• **Dataset items**:
────
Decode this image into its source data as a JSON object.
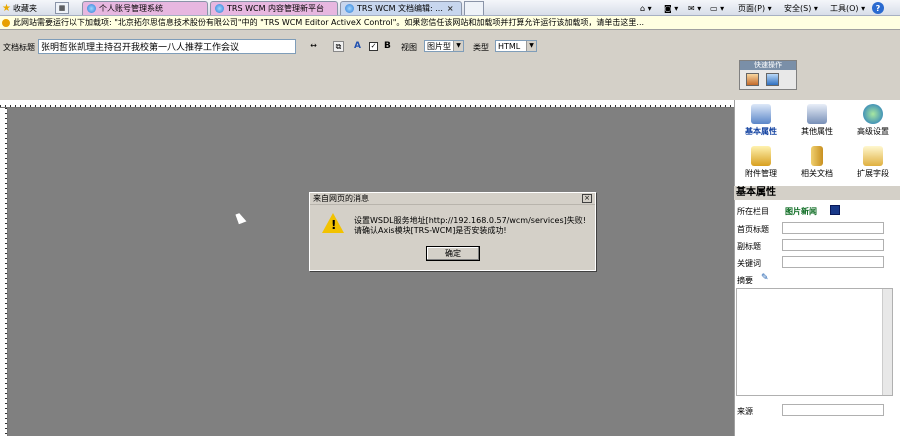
{
  "browser": {
    "favorites_label": "收藏夹",
    "tabs": [
      {
        "label": "个人账号管理系统"
      },
      {
        "label": "TRS WCM 内容管理新平台"
      },
      {
        "label": "TRS WCM 文档编辑: ..."
      }
    ],
    "tab_close": "×",
    "toolbar": {
      "page_label": "页面(P) ▾",
      "safety_label": "安全(S) ▾",
      "tools_label": "工具(O) ▾",
      "help_label": "?"
    }
  },
  "infobar": {
    "message": "此网站需要运行以下加载项: \"北京拓尔思信息技术股份有限公司\"中的 \"TRS WCM Editor ActiveX Control\"。如果您信任该网站和加载项并打算允许运行该加载项，请单击这里..."
  },
  "form": {
    "doc_title_label": "文档标题",
    "doc_title_value": "张明哲张凯理主持召开我校第一八人推荐工作会议",
    "attribute_label": "A",
    "attribute_checked": "✓",
    "bold_label": "B",
    "display_label": "视图",
    "display_value": "图片型",
    "type_label": "类型",
    "type_value": "HTML"
  },
  "groupbox": {
    "title": "快速操作"
  },
  "dialog": {
    "title": "来自网页的消息",
    "close": "×",
    "message": "设置WSDL服务地址[http://192.168.0.57/wcm/services]失败! 请确认Axis模块[TRS-WCM]是否安装成功!",
    "ok_label": "确定"
  },
  "panel": {
    "icons": [
      {
        "label": "基本属性"
      },
      {
        "label": "其他属性"
      },
      {
        "label": "高级设置"
      },
      {
        "label": "附件管理"
      },
      {
        "label": "相关文档"
      },
      {
        "label": "扩展字段"
      }
    ],
    "section_title": "基本属性",
    "fields": {
      "column_label": "所在栏目",
      "column_value": "图片新闻",
      "headline_label": "首页标题",
      "subtitle_label": "副标题",
      "keywords_label": "关键词",
      "abstract_label": "摘要",
      "source_label": "来源"
    }
  },
  "colors": {
    "canvas": "#808080",
    "tab_pink": "#e7b7e0",
    "infobar": "#ffffe1",
    "warning": "#f2c200"
  }
}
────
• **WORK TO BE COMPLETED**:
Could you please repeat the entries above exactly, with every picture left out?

• **RESPONSE**:
Decode this image into its source data as a JSON object.
{
  "browser": {
    "favorites_label": "收藏夹",
    "tabs": [
      {
        "label": "个人账号管理系统"
      },
      {
        "label": "TRS WCM 内容管理新平台"
      },
      {
        "label": "TRS WCM 文档编辑: ..."
      }
    ],
    "tab_close": "×",
    "toolbar": {
      "page_label": "页面(P) ▾",
      "safety_label": "安全(S) ▾",
      "tools_label": "工具(O) ▾",
      "help_label": "?"
    }
  },
  "infobar": {
    "message": "此网站需要运行以下加载项: \"北京拓尔思信息技术股份有限公司\"中的 \"TRS WCM Editor ActiveX Control\"。如果您信任该网站和加载项并打算允许运行该加载项，请单击这里..."
  },
  "form": {
    "doc_title_label": "文档标题",
    "doc_title_value": "张明哲张凯理主持召开我校第一八人推荐工作会议",
    "attribute_label": "A",
    "attribute_checked": "✓",
    "bold_label": "B",
    "display_label": "视图",
    "display_value": "图片型",
    "type_label": "类型",
    "type_value": "HTML"
  },
  "groupbox": {
    "title": "快速操作"
  },
  "dialog": {
    "title": "来自网页的消息",
    "close": "×",
    "message": "设置WSDL服务地址[http://192.168.0.57/wcm/services]失败! 请确认Axis模块[TRS-WCM]是否安装成功!",
    "ok_label": "确定"
  },
  "panel": {
    "icons": [
      {
        "label": "基本属性"
      },
      {
        "label": "其他属性"
      },
      {
        "label": "高级设置"
      },
      {
        "label": "附件管理"
      },
      {
        "label": "相关文档"
      },
      {
        "label": "扩展字段"
      }
    ],
    "section_title": "基本属性",
    "fields": {
      "column_label": "所在栏目",
      "column_value": "图片新闻",
      "headline_label": "首页标题",
      "subtitle_label": "副标题",
      "keywords_label": "关键词",
      "abstract_label": "摘要",
      "source_label": "来源"
    }
  },
  "colors": {
    "canvas": "#808080",
    "tab_pink": "#e7b7e0",
    "infobar": "#ffffe1",
    "warning": "#f2c200"
  }
}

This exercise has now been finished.